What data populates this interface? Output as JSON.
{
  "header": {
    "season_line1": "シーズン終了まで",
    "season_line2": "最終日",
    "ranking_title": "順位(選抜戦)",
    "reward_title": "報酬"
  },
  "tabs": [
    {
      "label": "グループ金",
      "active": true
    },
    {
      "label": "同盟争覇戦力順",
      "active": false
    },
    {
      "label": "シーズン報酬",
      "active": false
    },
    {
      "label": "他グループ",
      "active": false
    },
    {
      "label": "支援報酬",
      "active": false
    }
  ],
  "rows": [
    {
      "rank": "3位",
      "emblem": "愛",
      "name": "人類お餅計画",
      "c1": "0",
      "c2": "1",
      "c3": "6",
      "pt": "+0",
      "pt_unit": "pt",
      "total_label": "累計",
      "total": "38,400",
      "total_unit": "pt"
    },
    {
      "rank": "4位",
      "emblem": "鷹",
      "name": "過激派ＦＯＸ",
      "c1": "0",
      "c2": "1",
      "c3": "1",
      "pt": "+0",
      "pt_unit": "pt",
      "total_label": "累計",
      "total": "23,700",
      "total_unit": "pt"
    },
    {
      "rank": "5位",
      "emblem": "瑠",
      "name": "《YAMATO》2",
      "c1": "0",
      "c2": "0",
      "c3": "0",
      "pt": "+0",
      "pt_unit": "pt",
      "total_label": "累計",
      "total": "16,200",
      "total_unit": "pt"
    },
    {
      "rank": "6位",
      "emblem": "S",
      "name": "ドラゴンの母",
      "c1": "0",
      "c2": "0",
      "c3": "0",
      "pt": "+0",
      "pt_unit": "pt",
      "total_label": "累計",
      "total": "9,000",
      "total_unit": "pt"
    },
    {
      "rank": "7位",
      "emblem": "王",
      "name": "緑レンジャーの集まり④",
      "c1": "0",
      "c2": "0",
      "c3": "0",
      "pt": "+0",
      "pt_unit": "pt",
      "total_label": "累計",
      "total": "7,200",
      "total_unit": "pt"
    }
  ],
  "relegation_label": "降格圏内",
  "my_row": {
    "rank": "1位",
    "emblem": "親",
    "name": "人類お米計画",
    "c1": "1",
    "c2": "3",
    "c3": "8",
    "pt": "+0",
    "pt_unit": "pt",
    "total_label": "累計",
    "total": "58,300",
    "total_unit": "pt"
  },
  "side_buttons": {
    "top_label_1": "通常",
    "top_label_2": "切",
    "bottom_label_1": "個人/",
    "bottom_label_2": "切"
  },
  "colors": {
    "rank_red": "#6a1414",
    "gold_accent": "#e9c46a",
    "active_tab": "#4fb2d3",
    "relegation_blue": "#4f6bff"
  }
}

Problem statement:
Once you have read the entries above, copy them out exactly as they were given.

Result:
What data populates this interface? Output as JSON.
{
  "header": {
    "season_line1": "シーズン終了まで",
    "season_line2": "最終日",
    "ranking_title": "順位(選抜戦)",
    "reward_title": "報酬"
  },
  "tabs": [
    {
      "label": "グループ金",
      "active": true
    },
    {
      "label": "同盟争覇戦力順",
      "active": false
    },
    {
      "label": "シーズン報酬",
      "active": false
    },
    {
      "label": "他グループ",
      "active": false
    },
    {
      "label": "支援報酬",
      "active": false
    }
  ],
  "rows": [
    {
      "rank": "3位",
      "emblem": "愛",
      "name": "人類お餅計画",
      "c1": "0",
      "c2": "1",
      "c3": "6",
      "pt": "+0",
      "pt_unit": "pt",
      "total_label": "累計",
      "total": "38,400",
      "total_unit": "pt"
    },
    {
      "rank": "4位",
      "emblem": "鷹",
      "name": "過激派ＦＯＸ",
      "c1": "0",
      "c2": "1",
      "c3": "1",
      "pt": "+0",
      "pt_unit": "pt",
      "total_label": "累計",
      "total": "23,700",
      "total_unit": "pt"
    },
    {
      "rank": "5位",
      "emblem": "瑠",
      "name": "《YAMATO》2",
      "c1": "0",
      "c2": "0",
      "c3": "0",
      "pt": "+0",
      "pt_unit": "pt",
      "total_label": "累計",
      "total": "16,200",
      "total_unit": "pt"
    },
    {
      "rank": "6位",
      "emblem": "S",
      "name": "ドラゴンの母",
      "c1": "0",
      "c2": "0",
      "c3": "0",
      "pt": "+0",
      "pt_unit": "pt",
      "total_label": "累計",
      "total": "9,000",
      "total_unit": "pt"
    },
    {
      "rank": "7位",
      "emblem": "王",
      "name": "緑レンジャーの集まり④",
      "c1": "0",
      "c2": "0",
      "c3": "0",
      "pt": "+0",
      "pt_unit": "pt",
      "total_label": "累計",
      "total": "7,200",
      "total_unit": "pt"
    }
  ],
  "relegation_label": "降格圏内",
  "my_row": {
    "rank": "1位",
    "emblem": "親",
    "name": "人類お米計画",
    "c1": "1",
    "c2": "3",
    "c3": "8",
    "pt": "+0",
    "pt_unit": "pt",
    "total_label": "累計",
    "total": "58,300",
    "total_unit": "pt"
  },
  "side_buttons": {
    "top_label_1": "通常",
    "top_label_2": "切",
    "bottom_label_1": "個人/",
    "bottom_label_2": "切"
  },
  "colors": {
    "rank_red": "#6a1414",
    "gold_accent": "#e9c46a",
    "active_tab": "#4fb2d3",
    "relegation_blue": "#4f6bff"
  }
}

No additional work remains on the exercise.